**Assigned task**
Which lines of the data hold the word "structured"? Copy all of them.
** Task input follows **
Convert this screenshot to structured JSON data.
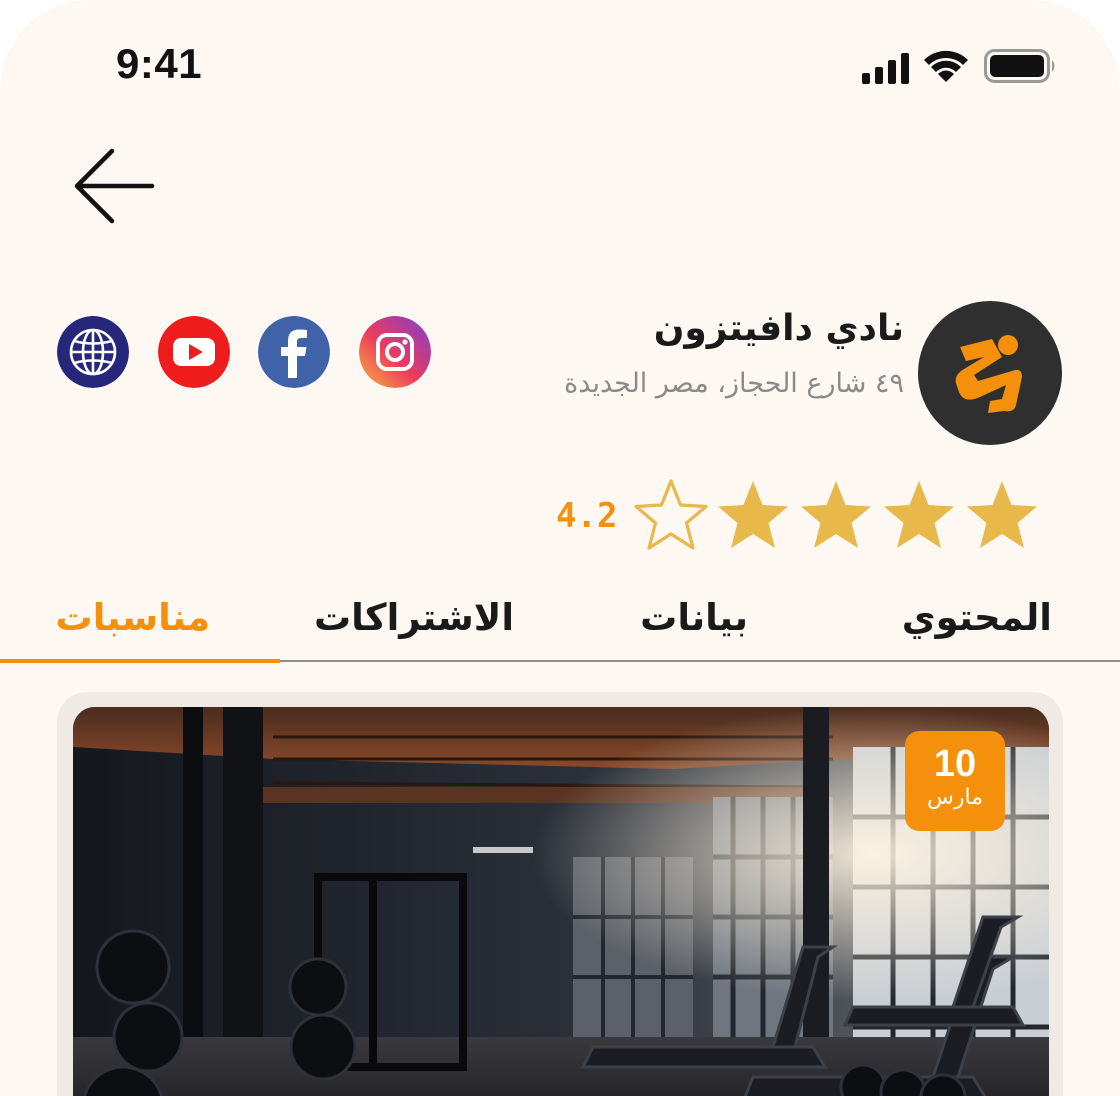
{
  "status_bar": {
    "time": "9:41"
  },
  "club": {
    "name": "نادي دافيتزون",
    "address": "٤٩ شارع الحجاز، مصر الجديدة",
    "logo_colors": {
      "background": "#2f2f2f",
      "mark": "#f4900c"
    }
  },
  "social_links": [
    {
      "name": "instagram",
      "icon": "instagram-icon"
    },
    {
      "name": "facebook",
      "icon": "facebook-icon"
    },
    {
      "name": "youtube",
      "icon": "youtube-icon"
    },
    {
      "name": "website",
      "icon": "globe-icon"
    }
  ],
  "rating": {
    "value": "4.2",
    "filled_stars": 4,
    "total_stars": 5
  },
  "tabs": [
    {
      "label": "المحتوي",
      "active": false
    },
    {
      "label": "بيانات",
      "active": false
    },
    {
      "label": "الاشتراكات",
      "active": false
    },
    {
      "label": "مناسبات",
      "active": true
    }
  ],
  "event": {
    "date_day": "10",
    "date_month": "مارس",
    "image": "gym-interior-photo"
  },
  "colors": {
    "accent": "#f4900c",
    "star": "#e8b84a",
    "background": "#fdf8f2",
    "text": "#1a1a1a",
    "muted": "#8a8a8a"
  }
}
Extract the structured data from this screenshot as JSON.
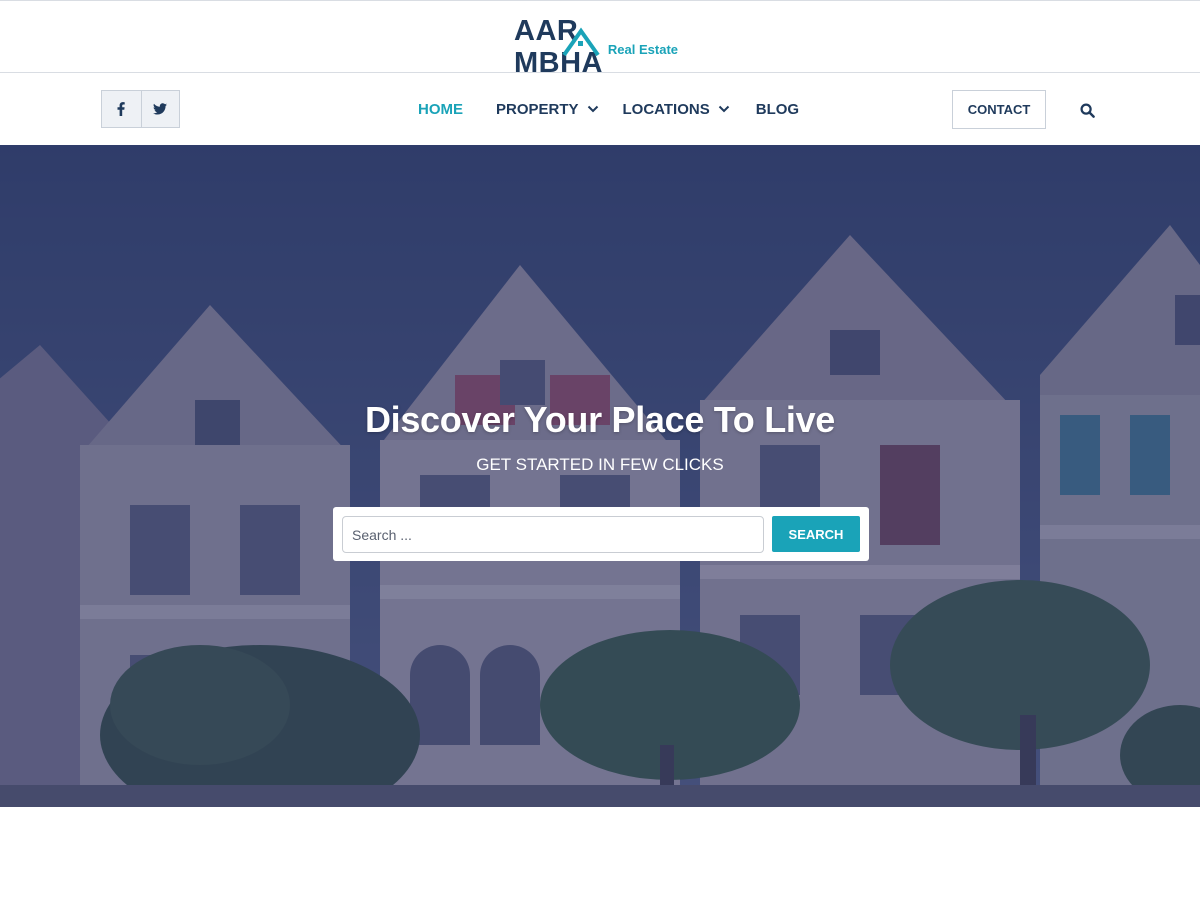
{
  "brand": {
    "name": "AARAMBHA",
    "tagline": "Real Estate",
    "primary_color": "#1f3a5c",
    "accent_color": "#1aa3b8"
  },
  "social": [
    {
      "icon": "facebook-icon"
    },
    {
      "icon": "twitter-icon"
    }
  ],
  "nav": {
    "items": [
      {
        "label": "HOME",
        "active": true
      },
      {
        "label": "PROPERTY",
        "has_dropdown": true
      },
      {
        "label": "LOCATIONS",
        "has_dropdown": true
      },
      {
        "label": "BLOG"
      }
    ],
    "contact_label": "CONTACT",
    "search_icon": "search-icon"
  },
  "hero": {
    "title": "Discover Your Place To Live",
    "subtitle": "GET STARTED IN FEW CLICKS",
    "search": {
      "placeholder": "Search ...",
      "value": "",
      "button_label": "SEARCH"
    }
  }
}
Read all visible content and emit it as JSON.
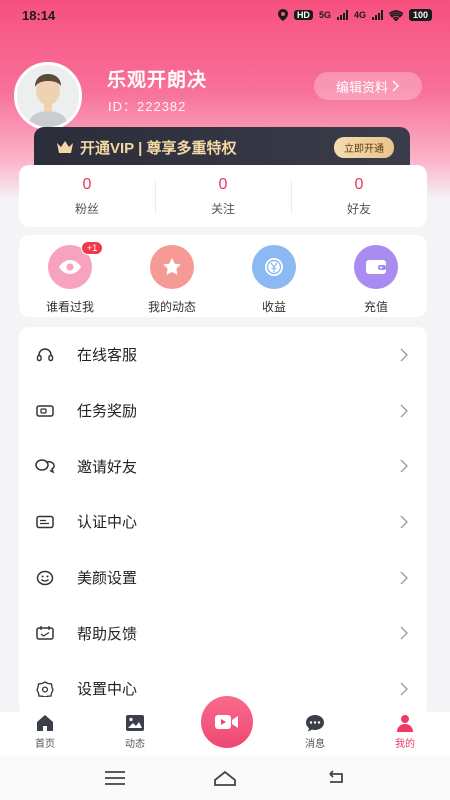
{
  "status_bar": {
    "time": "18:14",
    "hd": "HD",
    "net1": "5G",
    "net2": "4G",
    "battery": "100"
  },
  "profile": {
    "name": "乐观开朗决",
    "id": "ID：222382",
    "edit_label": "编辑资料"
  },
  "vip": {
    "text": "开通VIP | 尊享多重特权",
    "button": "立即开通"
  },
  "stats": [
    {
      "value": "0",
      "label": "粉丝"
    },
    {
      "value": "0",
      "label": "关注"
    },
    {
      "value": "0",
      "label": "好友"
    }
  ],
  "quick": [
    {
      "label": "谁看过我",
      "icon": "eye-icon",
      "badge": "+1",
      "color": "#f7a3c0"
    },
    {
      "label": "我的动态",
      "icon": "star-icon",
      "color": "#f59a95"
    },
    {
      "label": "收益",
      "icon": "coin-icon",
      "color": "#8db9f2"
    },
    {
      "label": "充值",
      "icon": "wallet-icon",
      "color": "#a98cf0"
    }
  ],
  "menu": [
    {
      "label": "在线客服",
      "icon": "headset-icon"
    },
    {
      "label": "任务奖励",
      "icon": "ticket-icon"
    },
    {
      "label": "邀请好友",
      "icon": "chat-bubbles-icon"
    },
    {
      "label": "认证中心",
      "icon": "id-card-icon"
    },
    {
      "label": "美颜设置",
      "icon": "smile-icon"
    },
    {
      "label": "帮助反馈",
      "icon": "feedback-icon"
    },
    {
      "label": "设置中心",
      "icon": "settings-icon"
    }
  ],
  "tabs": [
    {
      "label": "首页",
      "icon": "home-icon",
      "active": false
    },
    {
      "label": "动态",
      "icon": "image-icon",
      "active": false
    },
    {
      "label": "",
      "icon": "video-camera-icon",
      "active": false
    },
    {
      "label": "消息",
      "icon": "message-icon",
      "active": false
    },
    {
      "label": "我的",
      "icon": "person-icon",
      "active": true
    }
  ],
  "colors": {
    "accent": "#ec3a65",
    "vip_gold": "#f3d7a4",
    "vip_bg": "#2c2d3a"
  }
}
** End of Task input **
**Exercise solution**
Convert this screenshot to structured JSON data.
Extract the structured data from this screenshot as JSON.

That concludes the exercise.